As Bethesda Now reported last week, Washington Gas is planning a 145-foot communications tower in the center of their property on Nebel Street, at the edge of the White Flint sector. The primary purpose of the tower is to improve Washington Gas’ communications, particularly in times of emergency. They are also open to leasing space on the tower to at least two cell providers.
When this project was announced at this month’s White Flint Implementation Committee Meeting, a ripple of concern moved through the attendees so I spoke with Antonio Ancona, the engineering consultant designing the plan, to gather more information. As noted at the meeting, Washington Gas’ land is zoned as Industrial, so they can build this kind of tower as a matter of right after an abbreviated approvals process. The tower will be a free-standing monopole and is not expected to have any illumination, either from the ground or at the top. The final say on lighting, however, comes from the FAA. Mr. Ancona is not familiar with the redevelopment of the White Flint Sector, and has not visited the site itself, but feels strongly that, unless the tower is in your backyard, you won’t notice it. And, once you’re 1,000 feet away, it becomes part of the background.

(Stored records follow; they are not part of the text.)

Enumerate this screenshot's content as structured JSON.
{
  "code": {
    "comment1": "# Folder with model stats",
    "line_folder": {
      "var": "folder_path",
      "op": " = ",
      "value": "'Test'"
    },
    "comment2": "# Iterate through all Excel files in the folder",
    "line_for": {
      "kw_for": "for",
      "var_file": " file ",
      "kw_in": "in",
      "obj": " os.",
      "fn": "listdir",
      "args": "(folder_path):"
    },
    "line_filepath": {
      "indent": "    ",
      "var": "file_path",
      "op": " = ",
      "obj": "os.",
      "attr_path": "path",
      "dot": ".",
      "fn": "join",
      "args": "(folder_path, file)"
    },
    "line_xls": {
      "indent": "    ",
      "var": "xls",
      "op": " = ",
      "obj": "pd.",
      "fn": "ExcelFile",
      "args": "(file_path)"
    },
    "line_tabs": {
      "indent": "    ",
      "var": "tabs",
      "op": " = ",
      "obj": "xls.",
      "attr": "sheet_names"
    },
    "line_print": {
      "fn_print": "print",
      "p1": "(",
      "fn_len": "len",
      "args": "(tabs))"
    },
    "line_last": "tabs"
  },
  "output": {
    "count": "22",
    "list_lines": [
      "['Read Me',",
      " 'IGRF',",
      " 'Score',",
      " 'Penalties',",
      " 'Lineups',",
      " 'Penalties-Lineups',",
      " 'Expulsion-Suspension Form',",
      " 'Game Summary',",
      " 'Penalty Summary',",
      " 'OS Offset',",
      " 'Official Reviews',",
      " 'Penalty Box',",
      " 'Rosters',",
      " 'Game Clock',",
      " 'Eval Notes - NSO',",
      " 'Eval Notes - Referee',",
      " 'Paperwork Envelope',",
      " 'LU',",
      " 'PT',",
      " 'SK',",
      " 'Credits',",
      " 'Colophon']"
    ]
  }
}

I asked Mr. Ancona whether radiation from the pole is a concern and he confidently said, “no.” The poles emit very little radiation, not much more than we experience in daily life, and the majority of it comes from a directional dish at the top of the pole. Though Mr. Ancona was not aware of the mixed-use plans for the surrounding properties, and accompanying high-rise buildings, he assured me that the negligible radiation emitted from the tower will not penetrate building walls and reminded me that these towers are part of our lives now. Cell service is crucial to everyday life and having reliable service requires saturation of these towers.
The approvals process may take anywhere from a few months to a year. At this time, the FCC and FAA are looking at the plan. The FCC is looking at the surrounding network for conflicts; the FAA is looking at how a tower of this height might impact flight paths (none expected). The plan will then come to the County for approval. We will keep you posted as we learn more.